Dataset items
══════════════════════════════

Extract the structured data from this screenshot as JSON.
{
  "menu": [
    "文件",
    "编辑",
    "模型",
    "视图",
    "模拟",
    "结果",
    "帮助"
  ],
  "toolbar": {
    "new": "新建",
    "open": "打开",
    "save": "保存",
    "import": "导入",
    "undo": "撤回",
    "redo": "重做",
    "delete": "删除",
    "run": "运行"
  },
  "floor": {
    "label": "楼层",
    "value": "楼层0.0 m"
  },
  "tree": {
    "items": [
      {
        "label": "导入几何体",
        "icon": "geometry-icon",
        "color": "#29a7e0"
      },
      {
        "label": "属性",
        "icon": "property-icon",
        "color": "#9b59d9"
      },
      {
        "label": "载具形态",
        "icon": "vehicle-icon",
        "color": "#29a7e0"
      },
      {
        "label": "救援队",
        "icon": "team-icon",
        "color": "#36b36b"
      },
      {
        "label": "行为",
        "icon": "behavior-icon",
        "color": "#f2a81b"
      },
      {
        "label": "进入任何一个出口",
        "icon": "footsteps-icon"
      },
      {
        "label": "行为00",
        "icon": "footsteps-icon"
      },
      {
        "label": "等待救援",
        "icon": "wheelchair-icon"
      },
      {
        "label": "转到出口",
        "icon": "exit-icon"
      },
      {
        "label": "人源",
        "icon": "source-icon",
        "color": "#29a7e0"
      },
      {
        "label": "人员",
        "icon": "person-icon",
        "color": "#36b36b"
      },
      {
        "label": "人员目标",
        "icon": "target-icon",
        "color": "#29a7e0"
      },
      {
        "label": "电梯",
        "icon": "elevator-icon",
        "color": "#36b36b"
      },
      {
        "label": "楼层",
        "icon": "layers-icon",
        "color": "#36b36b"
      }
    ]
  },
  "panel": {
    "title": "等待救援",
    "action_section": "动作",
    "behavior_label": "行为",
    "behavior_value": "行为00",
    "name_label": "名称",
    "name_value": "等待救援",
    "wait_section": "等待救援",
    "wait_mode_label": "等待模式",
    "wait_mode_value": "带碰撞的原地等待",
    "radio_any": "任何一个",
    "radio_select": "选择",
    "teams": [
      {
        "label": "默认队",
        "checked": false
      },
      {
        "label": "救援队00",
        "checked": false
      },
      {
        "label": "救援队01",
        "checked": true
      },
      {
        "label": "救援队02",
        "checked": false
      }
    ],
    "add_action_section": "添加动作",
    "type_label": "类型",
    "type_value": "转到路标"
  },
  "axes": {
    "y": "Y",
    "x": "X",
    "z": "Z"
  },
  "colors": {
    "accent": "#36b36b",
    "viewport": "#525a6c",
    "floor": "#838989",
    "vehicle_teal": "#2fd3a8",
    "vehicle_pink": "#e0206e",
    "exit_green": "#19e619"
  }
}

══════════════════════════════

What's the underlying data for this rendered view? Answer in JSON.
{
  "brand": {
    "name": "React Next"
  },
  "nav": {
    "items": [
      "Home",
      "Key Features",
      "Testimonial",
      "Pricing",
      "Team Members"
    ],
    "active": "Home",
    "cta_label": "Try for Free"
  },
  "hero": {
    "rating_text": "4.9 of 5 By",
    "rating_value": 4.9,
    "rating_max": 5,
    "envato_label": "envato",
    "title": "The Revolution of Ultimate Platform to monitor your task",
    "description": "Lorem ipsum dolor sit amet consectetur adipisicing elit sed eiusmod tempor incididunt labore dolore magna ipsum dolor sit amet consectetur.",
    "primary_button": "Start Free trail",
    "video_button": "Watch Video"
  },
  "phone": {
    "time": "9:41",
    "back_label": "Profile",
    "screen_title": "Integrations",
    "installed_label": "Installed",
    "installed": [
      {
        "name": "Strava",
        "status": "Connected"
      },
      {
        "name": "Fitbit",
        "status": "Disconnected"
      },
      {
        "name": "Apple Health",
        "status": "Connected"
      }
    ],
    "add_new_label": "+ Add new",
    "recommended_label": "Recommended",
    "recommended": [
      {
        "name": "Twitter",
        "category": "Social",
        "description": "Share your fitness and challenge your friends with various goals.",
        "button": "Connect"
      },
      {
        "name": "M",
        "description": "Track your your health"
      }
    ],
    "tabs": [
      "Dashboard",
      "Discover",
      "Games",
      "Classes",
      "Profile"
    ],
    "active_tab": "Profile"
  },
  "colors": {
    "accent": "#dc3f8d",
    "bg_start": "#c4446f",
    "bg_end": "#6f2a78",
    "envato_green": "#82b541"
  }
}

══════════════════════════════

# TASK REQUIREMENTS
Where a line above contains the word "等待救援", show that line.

# RESPONSE AREA
        "label": "等待救援",
    "title": "等待救援",
    "name_value": "等待救援",
    "wait_section": "等待救援",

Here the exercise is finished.